Germantown Nov. 2. 1793.
I overtook the President at Baltimore, & we arrived here yesterday, myself fleeced of seventy odd dollars to get from Fredericksburg here, the stages running no further than Baltimore. I mention this to put yourself & Monroe on your guard. The fever in Phila. has so much abated as to have almost disappeared. The inhabitants are about returning. It has been determined that the President shall not interfere with the meeting of Congress. R. H. & K. were of opinion he had a right to call them to any place but that the occasion did not call for it. I think the President inclined to the opinion. I proposed a proclamn. notifying that the Executive business would be done here till further notice, which I believe will be agreed. H. R. Lewis, Rawle1 &c all concur in the necessity that Congress should meet in Phila. & vote there their own adjournment, if it shall then be necessary to change the place. The question will be between N. York & Lancaster. The Pensylva. members are very anxious for the latter, & will attend punctually to support it as well as to support Muhlenburg & oppose the appointment of Smith (S. C.) speaker, which is intended by the Northern members. According to present appearances, this place cannot lodge a single person more. As a great favor I have got a bed in the corner of the public room of a tavern: and must so continue till some of the Philadelphians make a vacancy by removing into the city. Then we must give from 4. to 6 or 8. dollars a week for cuddies2 without a bed, and sometimes without a chair or table. There is not a single lodging-house in the place. Ross & Willing are alive, Hancock is dead. Johnson of Maryld has refused. Ru. L. & Mcl. in contemplation. The last least.3 You will have seen Genet’s letters to Moultrie & to myself.4 Of the last I know nothing but from the public papers; and he published Moultrie’s letter & his answer the moment he wrote it. You will see that his inveteracy against the President leads him to meditate the embroiling him with Congress.
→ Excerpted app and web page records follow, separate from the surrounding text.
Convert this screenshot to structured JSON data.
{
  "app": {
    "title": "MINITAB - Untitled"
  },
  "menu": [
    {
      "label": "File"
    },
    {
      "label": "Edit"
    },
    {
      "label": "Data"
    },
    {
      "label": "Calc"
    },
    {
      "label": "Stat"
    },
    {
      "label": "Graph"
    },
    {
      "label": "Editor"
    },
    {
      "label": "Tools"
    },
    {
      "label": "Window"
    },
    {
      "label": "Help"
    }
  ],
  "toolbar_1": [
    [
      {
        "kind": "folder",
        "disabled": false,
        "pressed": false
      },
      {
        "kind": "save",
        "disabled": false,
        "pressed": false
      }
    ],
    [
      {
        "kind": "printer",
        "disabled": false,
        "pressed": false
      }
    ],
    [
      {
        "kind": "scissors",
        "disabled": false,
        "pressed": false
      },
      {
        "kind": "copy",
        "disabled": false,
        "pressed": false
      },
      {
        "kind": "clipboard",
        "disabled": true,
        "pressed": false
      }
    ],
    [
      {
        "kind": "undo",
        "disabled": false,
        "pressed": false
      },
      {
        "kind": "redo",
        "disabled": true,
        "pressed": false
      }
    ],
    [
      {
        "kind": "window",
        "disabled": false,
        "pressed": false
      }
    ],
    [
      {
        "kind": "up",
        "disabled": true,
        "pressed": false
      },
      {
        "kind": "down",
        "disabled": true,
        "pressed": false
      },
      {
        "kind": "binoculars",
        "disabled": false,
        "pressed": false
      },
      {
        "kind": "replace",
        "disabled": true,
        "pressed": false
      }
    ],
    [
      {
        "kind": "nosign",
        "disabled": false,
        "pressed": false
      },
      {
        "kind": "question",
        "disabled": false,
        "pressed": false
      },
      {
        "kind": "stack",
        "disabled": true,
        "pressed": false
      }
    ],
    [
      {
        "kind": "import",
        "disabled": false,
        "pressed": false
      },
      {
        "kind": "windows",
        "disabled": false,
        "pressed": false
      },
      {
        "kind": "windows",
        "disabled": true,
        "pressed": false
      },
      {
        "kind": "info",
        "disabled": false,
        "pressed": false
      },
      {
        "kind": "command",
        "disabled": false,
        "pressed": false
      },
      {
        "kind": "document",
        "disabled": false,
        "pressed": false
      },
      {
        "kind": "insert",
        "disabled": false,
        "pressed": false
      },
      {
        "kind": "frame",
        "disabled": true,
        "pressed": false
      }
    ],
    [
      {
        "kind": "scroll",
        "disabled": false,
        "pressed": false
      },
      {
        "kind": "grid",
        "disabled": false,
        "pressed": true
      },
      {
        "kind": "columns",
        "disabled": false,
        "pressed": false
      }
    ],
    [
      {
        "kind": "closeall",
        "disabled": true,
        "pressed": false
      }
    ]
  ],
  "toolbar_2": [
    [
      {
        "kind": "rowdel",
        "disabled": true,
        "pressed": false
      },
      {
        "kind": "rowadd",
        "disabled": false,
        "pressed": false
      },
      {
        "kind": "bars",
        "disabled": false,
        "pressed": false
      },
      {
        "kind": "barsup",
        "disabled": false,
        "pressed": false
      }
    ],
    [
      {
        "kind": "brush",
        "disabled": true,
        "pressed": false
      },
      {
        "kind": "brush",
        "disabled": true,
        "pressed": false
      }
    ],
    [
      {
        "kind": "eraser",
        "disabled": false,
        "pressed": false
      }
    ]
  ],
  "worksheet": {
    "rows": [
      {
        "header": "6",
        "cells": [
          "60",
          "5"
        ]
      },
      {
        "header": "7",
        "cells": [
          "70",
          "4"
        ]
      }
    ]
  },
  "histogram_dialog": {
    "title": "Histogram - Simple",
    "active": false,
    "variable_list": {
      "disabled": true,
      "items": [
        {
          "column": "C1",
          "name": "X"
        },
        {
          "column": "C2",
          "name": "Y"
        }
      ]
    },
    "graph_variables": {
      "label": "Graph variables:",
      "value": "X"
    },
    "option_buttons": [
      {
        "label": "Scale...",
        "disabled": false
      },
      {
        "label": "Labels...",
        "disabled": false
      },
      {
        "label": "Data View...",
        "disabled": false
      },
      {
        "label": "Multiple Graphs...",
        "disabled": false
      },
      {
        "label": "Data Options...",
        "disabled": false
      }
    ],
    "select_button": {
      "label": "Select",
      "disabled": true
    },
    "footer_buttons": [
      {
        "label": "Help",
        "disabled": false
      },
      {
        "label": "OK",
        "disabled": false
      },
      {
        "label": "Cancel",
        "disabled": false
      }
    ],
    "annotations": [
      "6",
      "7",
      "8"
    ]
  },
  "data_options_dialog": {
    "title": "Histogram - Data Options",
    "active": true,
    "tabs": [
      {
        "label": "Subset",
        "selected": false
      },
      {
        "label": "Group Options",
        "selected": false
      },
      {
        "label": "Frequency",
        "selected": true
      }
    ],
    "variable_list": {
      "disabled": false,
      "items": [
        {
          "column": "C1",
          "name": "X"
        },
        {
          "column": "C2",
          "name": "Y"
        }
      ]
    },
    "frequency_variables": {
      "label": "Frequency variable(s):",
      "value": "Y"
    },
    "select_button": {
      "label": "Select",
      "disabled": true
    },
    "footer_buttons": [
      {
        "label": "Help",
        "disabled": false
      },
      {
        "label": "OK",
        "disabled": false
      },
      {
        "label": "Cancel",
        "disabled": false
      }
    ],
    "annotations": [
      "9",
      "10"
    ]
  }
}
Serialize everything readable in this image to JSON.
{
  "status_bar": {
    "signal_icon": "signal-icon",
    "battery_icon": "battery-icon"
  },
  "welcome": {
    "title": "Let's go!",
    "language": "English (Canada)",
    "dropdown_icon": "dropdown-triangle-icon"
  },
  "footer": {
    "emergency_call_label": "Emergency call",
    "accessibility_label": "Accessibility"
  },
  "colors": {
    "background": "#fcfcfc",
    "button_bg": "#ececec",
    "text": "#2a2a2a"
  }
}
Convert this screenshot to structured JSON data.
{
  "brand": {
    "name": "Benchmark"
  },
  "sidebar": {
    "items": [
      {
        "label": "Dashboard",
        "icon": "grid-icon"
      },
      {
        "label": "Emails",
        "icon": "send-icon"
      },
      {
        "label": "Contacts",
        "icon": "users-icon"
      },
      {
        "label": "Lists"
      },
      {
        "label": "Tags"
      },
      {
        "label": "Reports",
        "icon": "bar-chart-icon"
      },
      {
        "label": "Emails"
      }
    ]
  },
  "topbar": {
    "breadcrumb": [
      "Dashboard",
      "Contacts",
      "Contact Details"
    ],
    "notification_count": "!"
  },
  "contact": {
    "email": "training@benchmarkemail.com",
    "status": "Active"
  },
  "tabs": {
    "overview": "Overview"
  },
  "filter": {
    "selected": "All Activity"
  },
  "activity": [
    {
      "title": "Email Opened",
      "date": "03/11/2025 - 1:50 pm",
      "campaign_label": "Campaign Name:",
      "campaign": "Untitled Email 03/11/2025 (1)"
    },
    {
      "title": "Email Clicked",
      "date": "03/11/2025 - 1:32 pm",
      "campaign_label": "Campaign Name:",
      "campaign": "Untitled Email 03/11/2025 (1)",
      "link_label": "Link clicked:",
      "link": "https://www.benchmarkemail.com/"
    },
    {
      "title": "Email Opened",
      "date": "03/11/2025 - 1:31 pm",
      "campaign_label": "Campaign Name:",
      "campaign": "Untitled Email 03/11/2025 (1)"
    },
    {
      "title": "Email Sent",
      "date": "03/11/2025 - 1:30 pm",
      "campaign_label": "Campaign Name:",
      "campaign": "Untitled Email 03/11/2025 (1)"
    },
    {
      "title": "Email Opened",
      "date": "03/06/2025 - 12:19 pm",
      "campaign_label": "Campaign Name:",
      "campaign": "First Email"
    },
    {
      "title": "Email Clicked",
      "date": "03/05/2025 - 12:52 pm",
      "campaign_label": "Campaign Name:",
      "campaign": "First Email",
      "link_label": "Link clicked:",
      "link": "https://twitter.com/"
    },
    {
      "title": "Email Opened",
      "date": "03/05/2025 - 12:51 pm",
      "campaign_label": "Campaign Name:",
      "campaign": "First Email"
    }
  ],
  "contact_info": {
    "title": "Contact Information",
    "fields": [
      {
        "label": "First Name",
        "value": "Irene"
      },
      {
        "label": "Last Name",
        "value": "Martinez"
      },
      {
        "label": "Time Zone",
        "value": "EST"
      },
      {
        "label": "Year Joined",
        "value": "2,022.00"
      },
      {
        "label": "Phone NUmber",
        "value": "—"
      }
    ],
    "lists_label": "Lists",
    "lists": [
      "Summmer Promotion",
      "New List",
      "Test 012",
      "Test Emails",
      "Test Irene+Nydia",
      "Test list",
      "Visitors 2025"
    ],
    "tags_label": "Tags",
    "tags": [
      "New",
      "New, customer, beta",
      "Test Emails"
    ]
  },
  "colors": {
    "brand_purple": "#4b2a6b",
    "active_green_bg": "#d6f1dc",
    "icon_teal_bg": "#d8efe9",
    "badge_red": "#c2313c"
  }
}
They say he is going to be married to a daughter of Clinton’s.5 If so, he is afraid to return to France. Hamilton is ill, & suspicious he has taken the fever again by returning to his house. He of course could not attend here to-day. But the Pr. had shewed me his letter on the right of calling Congress to another place.6 Adieu.
RC (DLC); FC (DLC: Jefferson Papers). Unsigned.
1. William Rawle was U.S. attorney for the district of Pennsylvania, 1791–1800, succeeding William Lewis (Pa. Mag. Hist. and Biog., 25 : 220; Senate Exec. Proceedings description begins Journal of the Executive Proceedings of the Senate of the United States of America (3 vols.; Washington, 1828). description ends , 1:86, 88).
2. Cuddy: a small room or closet.
3. According to the notes on his conversation with Washington that Jefferson enclosed in his second letter to JM of 11 Aug., the potential successors as secretary of state then being considered were Thomas Johnson, Edward Rutledge, Robert R. Livingston, and James McClurg.
4. The Philadelphia Federal Gazette published the 5 Sept. letter of Gov. William Moultrie of South Carolina—asking Genet for his response to reports that he had threatened to appeal to the people concerning the president’s neutrality policy—and Genet’s reply of 15 Oct., which denied the reports and asserted that Washington was “accessible to men whose schemes could only darken his glory.” A week later the same newspaper printed Genet’s letter to Jefferson of 27 Oct., which denied the validity of Washington’s revocation of Antoine Charbonnet Duplaine’s exequatur as French vice-consul for New Hampshire, Massachusetts, and Rhode Island (Philadelphia Federal Gazette, 24 Oct. and 1 Nov. 1793).
5. Genet married Cornelia Tappen Clinton, daughter of Gov. George Clinton of New York, on 6 Nov. 1794.